Kobster (that's what I call him): "You know, ACNAIPQP, I think we're looking at this in a totally different way."

ACNAIPQP: "What do you mean?"

Kobster: "I think you're looking at Jane as you look at yourself, but she's a very different person than you are."

The man had everyone's attention at that point. Did I mention that it was a LARGE dinner party? Yep.

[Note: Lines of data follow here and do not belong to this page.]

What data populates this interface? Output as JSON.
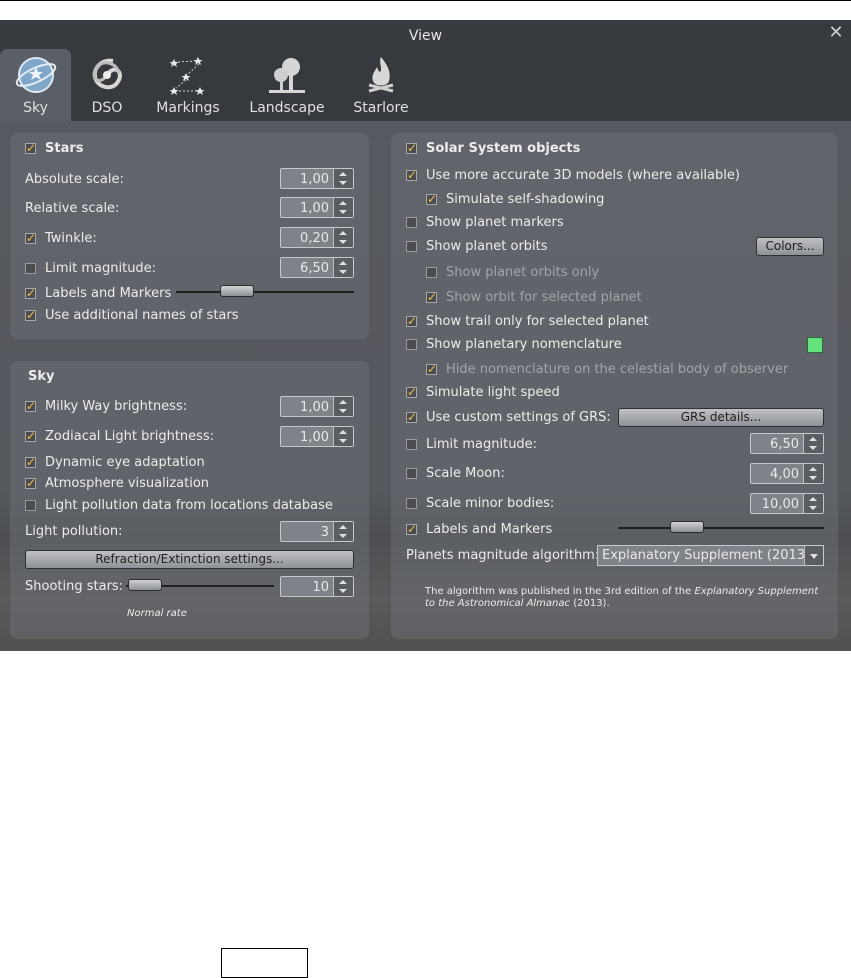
{
  "window": {
    "title": "View"
  },
  "tabs": [
    {
      "label": "Sky",
      "icon": "sky-icon"
    },
    {
      "label": "DSO",
      "icon": "galaxy-icon"
    },
    {
      "label": "Markings",
      "icon": "constellation-icon"
    },
    {
      "label": "Landscape",
      "icon": "tree-icon"
    },
    {
      "label": "Starlore",
      "icon": "fire-icon"
    }
  ],
  "stars": {
    "header": "Stars",
    "absolute_scale_label": "Absolute scale:",
    "absolute_scale": "1,00",
    "relative_scale_label": "Relative scale:",
    "relative_scale": "1,00",
    "twinkle_label": "Twinkle:",
    "twinkle": "0,20",
    "limit_magnitude_label": "Limit magnitude:",
    "limit_magnitude": "6,50",
    "labels_label": "Labels and Markers",
    "labels_level": 0.35,
    "additional_names_label": "Use additional names of stars"
  },
  "sky": {
    "header": "Sky",
    "milky_way_label": "Milky Way brightness:",
    "milky_way": "1,00",
    "zodiacal_label": "Zodiacal Light brightness:",
    "zodiacal": "1,00",
    "eye_adaptation_label": "Dynamic eye adaptation",
    "atmosphere_label": "Atmosphere visualization",
    "light_pollution_db_label": "Light pollution data from locations database",
    "light_pollution_label": "Light pollution:",
    "light_pollution": "3",
    "refraction_button": "Refraction/Extinction settings...",
    "shooting_stars_label": "Shooting stars:",
    "shooting_stars": "10",
    "shooting_rate": "Normal rate",
    "shooting_level": 0.0
  },
  "solar": {
    "header": "Solar System objects",
    "models_label": "Use more accurate 3D models (where available)",
    "self_shadow_label": "Simulate self-shadowing",
    "planet_markers_label": "Show planet markers",
    "planet_orbits_label": "Show planet orbits",
    "colors_button": "Colors...",
    "orbits_only_label": "Show planet orbits only",
    "orbit_selected_label": "Show orbit for selected planet",
    "trail_label": "Show trail only for selected planet",
    "nomenclature_label": "Show planetary nomenclature",
    "nomenclature_color": "#64e07c",
    "hide_nomenclature_label": "Hide nomenclature on the celestial body of observer",
    "light_speed_label": "Simulate light speed",
    "grs_label": "Use custom settings of GRS:",
    "grs_button": "GRS details...",
    "limit_magnitude_label": "Limit magnitude:",
    "limit_magnitude": "6,50",
    "scale_moon_label": "Scale Moon:",
    "scale_moon": "4,00",
    "scale_minor_label": "Scale minor bodies:",
    "scale_minor": "10,00",
    "labels_label": "Labels and Markers",
    "labels_level": 0.35,
    "algorithm_label": "Planets magnitude algorithm:",
    "algorithm_value": "Explanatory Supplement (2013)",
    "note_pre": "The algorithm was published in the 3rd edition of the ",
    "note_italic": "Explanatory Supplement to the Astronomical Almanac",
    "note_post": " (2013)."
  }
}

Kobster continued: "I believe that there are two types of people in this world. Both are valid, one is not better than the other; but they are very, very different. The first type includes people like you and me. We're the ones who aren't complete until we find our soul mate (and here, he looked at his wife, Michi. It was all very romantic, now that I look at it in retrospect). We strive so hard to find that right person because there's something missing inside US without that person. We're desperate to find that person, and life is better once we do.

"But, there's another type of person out in the world. This person doesn't have to search so desperately to find her soul mate, because that person is complete within herself. She's able to take her time and be picky because she's looking for the person who will compliment everything within her. She's complete, totally and wholly, in who she is. Being connected to a person who isn't her perfect compliment will diminish the gift she is to the world.

"Jane is one of those people; and the way I see it, she's doing just fine as she is."

Those words sunk deep into my soul and took root. They're still blooming today.